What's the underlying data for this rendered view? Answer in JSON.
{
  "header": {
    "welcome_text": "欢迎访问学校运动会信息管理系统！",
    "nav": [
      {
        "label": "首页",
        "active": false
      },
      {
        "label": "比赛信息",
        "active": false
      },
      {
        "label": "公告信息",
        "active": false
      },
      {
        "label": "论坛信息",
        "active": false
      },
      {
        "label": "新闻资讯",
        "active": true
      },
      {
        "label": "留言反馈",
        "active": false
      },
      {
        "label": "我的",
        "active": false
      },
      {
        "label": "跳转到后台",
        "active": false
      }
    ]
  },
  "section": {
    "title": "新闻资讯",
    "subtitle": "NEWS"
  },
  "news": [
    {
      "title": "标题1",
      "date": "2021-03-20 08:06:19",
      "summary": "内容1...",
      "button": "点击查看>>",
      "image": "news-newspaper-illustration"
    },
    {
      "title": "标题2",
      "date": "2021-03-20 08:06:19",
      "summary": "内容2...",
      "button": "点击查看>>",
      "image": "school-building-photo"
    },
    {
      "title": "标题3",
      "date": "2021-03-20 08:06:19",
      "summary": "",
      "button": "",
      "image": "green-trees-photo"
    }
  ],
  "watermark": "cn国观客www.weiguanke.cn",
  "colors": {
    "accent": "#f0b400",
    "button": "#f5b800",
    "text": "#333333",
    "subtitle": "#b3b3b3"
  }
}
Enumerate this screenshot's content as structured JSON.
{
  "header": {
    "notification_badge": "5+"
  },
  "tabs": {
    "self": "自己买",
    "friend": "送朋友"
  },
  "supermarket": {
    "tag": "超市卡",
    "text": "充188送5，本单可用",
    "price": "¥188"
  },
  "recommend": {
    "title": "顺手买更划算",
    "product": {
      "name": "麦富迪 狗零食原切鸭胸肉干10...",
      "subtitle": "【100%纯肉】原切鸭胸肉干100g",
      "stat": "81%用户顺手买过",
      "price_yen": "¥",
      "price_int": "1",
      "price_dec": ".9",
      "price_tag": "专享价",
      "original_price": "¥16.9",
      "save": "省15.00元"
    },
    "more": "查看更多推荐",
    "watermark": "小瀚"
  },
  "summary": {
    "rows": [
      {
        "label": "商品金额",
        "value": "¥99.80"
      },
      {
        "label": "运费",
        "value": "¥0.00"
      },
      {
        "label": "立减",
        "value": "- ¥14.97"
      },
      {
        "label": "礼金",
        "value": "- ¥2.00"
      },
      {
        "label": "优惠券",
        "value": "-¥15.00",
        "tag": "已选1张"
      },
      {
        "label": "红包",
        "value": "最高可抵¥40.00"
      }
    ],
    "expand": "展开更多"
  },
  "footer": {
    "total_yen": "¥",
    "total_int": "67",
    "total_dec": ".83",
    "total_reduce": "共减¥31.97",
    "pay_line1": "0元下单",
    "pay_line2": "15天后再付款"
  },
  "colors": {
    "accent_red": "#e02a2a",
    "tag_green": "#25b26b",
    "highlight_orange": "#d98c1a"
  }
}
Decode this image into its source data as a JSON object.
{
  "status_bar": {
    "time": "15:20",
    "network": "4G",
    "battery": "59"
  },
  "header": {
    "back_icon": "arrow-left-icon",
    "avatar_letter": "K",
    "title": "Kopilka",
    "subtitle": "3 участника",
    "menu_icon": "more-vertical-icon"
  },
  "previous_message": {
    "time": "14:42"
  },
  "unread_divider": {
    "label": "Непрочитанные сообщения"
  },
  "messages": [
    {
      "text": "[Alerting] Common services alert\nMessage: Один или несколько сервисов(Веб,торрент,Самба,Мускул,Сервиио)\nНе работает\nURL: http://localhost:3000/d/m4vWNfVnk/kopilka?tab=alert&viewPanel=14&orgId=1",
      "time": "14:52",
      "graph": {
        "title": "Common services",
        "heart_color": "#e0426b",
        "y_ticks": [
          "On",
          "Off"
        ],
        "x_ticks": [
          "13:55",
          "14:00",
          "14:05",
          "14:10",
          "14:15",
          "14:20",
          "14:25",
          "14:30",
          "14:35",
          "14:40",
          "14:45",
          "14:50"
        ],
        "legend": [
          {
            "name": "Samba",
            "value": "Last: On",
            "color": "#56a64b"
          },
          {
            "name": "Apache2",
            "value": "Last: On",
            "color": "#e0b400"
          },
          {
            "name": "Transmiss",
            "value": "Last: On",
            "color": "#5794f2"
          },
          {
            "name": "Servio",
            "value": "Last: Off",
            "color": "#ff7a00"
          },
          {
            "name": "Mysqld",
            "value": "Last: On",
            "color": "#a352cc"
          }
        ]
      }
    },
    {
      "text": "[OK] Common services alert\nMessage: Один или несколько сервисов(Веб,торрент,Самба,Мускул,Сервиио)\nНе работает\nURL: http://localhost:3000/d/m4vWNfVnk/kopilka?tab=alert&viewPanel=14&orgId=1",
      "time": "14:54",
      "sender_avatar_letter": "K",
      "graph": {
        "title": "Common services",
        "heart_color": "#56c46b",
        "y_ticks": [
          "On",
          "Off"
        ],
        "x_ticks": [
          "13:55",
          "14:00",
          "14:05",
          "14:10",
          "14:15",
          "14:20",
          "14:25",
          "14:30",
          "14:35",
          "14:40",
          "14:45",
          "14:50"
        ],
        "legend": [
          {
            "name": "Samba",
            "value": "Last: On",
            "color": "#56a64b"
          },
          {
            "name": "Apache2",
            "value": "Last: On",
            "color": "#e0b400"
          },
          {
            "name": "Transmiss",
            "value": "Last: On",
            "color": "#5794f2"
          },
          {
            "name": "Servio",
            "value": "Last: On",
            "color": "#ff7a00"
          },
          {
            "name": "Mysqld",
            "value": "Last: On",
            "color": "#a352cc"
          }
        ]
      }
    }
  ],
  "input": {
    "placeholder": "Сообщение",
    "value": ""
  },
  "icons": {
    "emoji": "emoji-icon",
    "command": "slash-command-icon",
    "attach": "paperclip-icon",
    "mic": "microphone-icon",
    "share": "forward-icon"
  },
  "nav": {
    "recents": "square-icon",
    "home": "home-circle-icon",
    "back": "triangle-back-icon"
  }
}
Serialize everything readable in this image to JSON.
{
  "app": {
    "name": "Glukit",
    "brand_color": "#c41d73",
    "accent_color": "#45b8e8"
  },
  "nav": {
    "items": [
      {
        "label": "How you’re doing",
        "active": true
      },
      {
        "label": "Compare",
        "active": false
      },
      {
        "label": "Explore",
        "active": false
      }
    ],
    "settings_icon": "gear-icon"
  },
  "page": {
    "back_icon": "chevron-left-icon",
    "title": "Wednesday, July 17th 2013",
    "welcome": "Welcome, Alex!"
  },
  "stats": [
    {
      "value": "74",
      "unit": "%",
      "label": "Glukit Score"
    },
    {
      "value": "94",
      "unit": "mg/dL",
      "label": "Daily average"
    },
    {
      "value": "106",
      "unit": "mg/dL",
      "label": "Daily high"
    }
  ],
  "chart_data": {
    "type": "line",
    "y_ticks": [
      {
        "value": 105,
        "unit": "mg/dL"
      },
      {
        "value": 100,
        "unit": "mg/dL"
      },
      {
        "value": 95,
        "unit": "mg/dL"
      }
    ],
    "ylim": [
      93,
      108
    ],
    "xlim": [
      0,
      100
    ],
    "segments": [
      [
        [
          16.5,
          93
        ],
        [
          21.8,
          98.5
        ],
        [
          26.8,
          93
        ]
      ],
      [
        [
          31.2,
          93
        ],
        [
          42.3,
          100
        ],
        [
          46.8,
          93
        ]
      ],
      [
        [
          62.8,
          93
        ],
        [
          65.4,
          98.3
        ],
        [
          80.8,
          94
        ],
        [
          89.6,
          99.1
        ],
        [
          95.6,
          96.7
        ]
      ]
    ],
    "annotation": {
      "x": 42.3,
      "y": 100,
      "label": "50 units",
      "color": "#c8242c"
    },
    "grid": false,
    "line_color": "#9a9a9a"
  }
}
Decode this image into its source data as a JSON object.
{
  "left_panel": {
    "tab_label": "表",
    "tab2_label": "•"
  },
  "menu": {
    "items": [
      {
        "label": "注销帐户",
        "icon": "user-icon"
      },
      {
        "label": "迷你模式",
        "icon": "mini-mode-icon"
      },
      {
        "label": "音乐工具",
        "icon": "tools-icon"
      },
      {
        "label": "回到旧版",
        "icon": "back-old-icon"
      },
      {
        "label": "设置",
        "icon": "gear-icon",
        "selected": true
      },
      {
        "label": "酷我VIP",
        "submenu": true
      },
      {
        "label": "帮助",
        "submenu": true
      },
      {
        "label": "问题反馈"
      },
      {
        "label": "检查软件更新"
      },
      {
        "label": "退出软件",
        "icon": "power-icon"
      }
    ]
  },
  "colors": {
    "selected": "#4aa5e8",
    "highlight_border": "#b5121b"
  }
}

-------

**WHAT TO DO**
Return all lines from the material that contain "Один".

**RESPONSE FOR THIS EXERCISE**
      "text": "[Alerting] Common services alert\nMessage: Один или несколько сервисов(Веб,торрент,Самба,Мускул,Сервиио)\nНе работает\nURL: http://localhost:3000/d/m4vWNfVnk/kopilka?tab=alert&viewPanel=14&orgId=1",
      "text": "[OK] Common services alert\nMessage: Один или несколько сервисов(Веб,торрент,Самба,Мускул,Сервиио)\nНе работает\nURL: http://localhost:3000/d/m4vWNfVnk/kopilka?tab=alert&viewPanel=14&orgId=1",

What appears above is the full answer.